Kenilworth Runners’ Mike Scandrett survived one of the UK’s toughest races at the weekend, coming home 29th in the Grand Union Canal Race.
The 145-mile ultra headed off from Gas Street, Birmingham, at 6am on Saturday and saw runners follow the canal all the way through to Little Venice in London.
The race averages a 50 per cent drop-out rate and despite near-perfect conditions, of the 100 that started out, only 63 completed the race.
Clubmates from Kenilworth Runners provided food, water and encouragement along the course, with buddy runners allowed to run alongside Scandrett after 65 miles.
At around 60 miles, Scandrett slipped and tweaked an old hip injury and, by the end, he was suffering severely from shin splints and blisters

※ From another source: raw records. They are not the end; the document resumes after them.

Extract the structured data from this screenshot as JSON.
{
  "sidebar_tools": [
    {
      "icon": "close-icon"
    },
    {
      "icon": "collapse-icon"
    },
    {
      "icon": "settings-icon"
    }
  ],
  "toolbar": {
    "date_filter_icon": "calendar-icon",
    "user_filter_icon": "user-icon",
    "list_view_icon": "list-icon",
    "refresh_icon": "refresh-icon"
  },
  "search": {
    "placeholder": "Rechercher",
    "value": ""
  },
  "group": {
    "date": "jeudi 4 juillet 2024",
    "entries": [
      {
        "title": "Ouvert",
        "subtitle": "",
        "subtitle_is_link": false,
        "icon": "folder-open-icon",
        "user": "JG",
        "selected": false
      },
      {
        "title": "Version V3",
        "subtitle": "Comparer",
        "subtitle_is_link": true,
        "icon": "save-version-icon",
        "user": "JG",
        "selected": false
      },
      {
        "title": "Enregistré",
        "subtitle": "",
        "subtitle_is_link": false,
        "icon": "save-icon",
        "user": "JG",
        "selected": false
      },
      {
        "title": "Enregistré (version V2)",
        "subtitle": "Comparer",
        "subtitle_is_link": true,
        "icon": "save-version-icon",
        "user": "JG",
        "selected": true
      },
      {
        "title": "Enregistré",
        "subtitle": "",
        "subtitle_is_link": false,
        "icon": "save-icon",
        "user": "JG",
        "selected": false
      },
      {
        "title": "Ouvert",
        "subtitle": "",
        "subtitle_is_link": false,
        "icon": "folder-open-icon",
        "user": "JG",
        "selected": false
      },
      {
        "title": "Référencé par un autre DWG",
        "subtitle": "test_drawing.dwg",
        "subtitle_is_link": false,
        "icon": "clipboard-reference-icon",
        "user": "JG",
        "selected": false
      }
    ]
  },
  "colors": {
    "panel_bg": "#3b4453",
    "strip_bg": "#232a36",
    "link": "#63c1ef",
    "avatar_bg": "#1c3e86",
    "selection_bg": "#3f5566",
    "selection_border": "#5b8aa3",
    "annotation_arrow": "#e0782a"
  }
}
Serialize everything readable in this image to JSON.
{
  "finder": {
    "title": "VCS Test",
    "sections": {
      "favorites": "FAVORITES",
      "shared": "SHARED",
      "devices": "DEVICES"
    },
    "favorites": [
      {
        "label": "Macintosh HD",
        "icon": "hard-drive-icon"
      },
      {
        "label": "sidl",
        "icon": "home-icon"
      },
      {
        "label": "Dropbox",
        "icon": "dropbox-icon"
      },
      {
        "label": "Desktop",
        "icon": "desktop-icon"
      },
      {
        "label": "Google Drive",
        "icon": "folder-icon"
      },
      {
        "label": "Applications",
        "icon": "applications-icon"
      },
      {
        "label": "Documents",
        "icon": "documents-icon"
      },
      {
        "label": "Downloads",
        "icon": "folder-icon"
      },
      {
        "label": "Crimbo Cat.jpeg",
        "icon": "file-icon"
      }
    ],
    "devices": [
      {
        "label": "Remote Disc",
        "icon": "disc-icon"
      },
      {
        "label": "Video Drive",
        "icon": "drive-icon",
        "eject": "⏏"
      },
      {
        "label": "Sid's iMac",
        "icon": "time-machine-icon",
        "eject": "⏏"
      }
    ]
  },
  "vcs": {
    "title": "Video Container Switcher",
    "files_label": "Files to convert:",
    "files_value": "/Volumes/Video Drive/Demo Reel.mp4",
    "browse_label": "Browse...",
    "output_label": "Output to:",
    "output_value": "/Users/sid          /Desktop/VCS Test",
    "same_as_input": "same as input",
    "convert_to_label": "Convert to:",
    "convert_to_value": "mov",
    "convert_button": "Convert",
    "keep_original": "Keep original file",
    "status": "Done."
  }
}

But despite a diversion taking his final distance covered to more than 148 miles, he said there was never any danger of him dropping out.
“I had an amazing team of people around me who kept me fed, watered and motivated to get to the finish line,” said Scandrett, who crossed the line in 36hr 10min.
“I was also so overwhelmed with the support I got from friends who had come out to see me as I came through Warwick and Leamington.
“There was never any doubt in my mind that I could do it, it was just a matter of when I’d finish.
“Maybe, just maybe, I’ll be back to see if I can do better next time.”
The race was won by Dan Lawson in a record time of 22:16, taking more than three hours off the previous record.
Meanwhile, Kenilworth clubmate Rich Broadbent was forced into a diversion of his own when tackling the Shindig in the Shire on Saturday.
A roughly 13.1-mile jaunt through the country lanes, open farmland, grassy tracks and ancient woodland around Corfton in Shropshire was given an additional 0.6 miles when the lead group, including Broadbent, made a navigational error.
They rejoined the correct route which featured a climb so steep it was almost impossible to walk up, but struggled to regain their original positions, with Broadbent settling for 13th in 2:09:00.
Clubmates Stef Lunn (2:17:35) and Simon Mottershead (2:25:18) were 29th and 40th, respectively, and there were 99 finishers.